We all stood in amazement as Jonathan’s form sunk right into the sand. There was no plausible explanation for this phenomena. There was no reason for such a vanishing act. Unless, he stumbled into something.
The Arabs began to shout that it was a deserved punishment sent from Allah himself. The Englishmen shouted in unison, “What the deuces is happening?”
It was not Allah, nor was there a reason to blame the devil. What happened was wholly natural. There was only one explanation for that slight melodrama, and it seemed as if I was the only member of the group to have put two and two together.
As I ran to the spot that Jonathan had disappeared, warnings were thrown at my back. I ignored every one of them. Every Arab and Englishman. Every theory of mysticism and godly intervention.
I neared a hole in the desert sand. Curses and profanity rose from the pit. I approached cautiously, so as to not join Jonathan’s number. Peering in, I saw him sitting on a stony surface. His left hand rubbed his nose. This human reaction caused the halfwit to smear blood all over his face. In all honesty, he deserved a broken nose.
However, that is not what demanded my attention. Right behind Jonathan’s crumpled figure was a painting. A painting that covered the entire wall. A painting that was adorned with hieroglyphs and colors.

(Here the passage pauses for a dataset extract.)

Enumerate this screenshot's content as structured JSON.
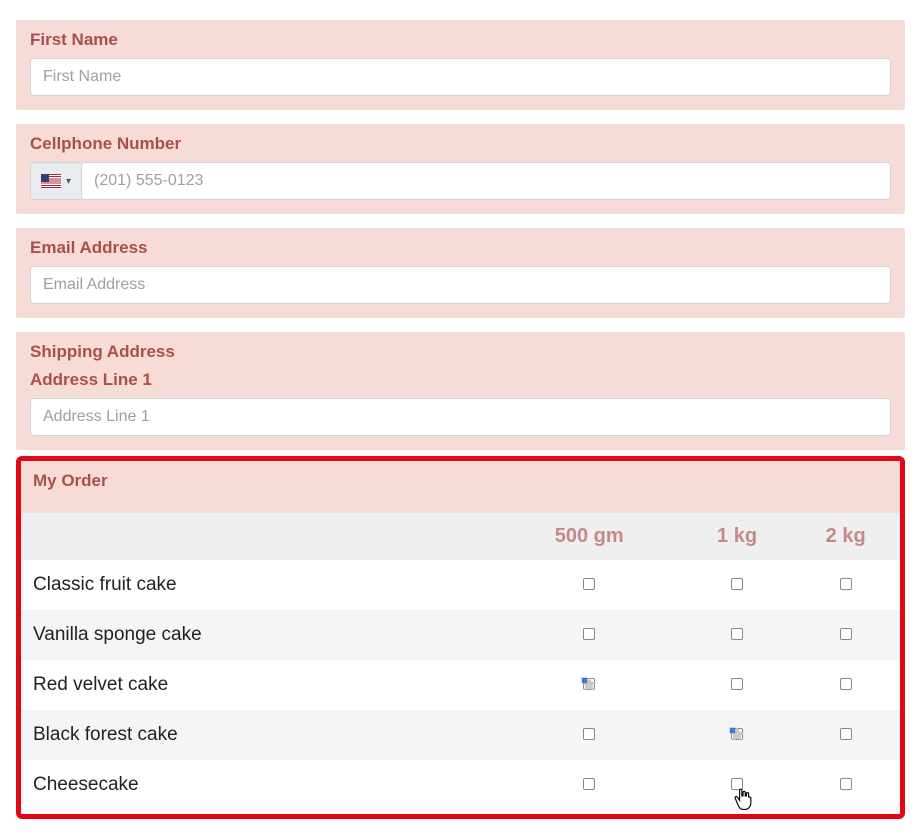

A painting of Akhenaten’s slouched form, rounded belly, and effeminate features sitting on a throne with the hands of Aten’s rays touching his face.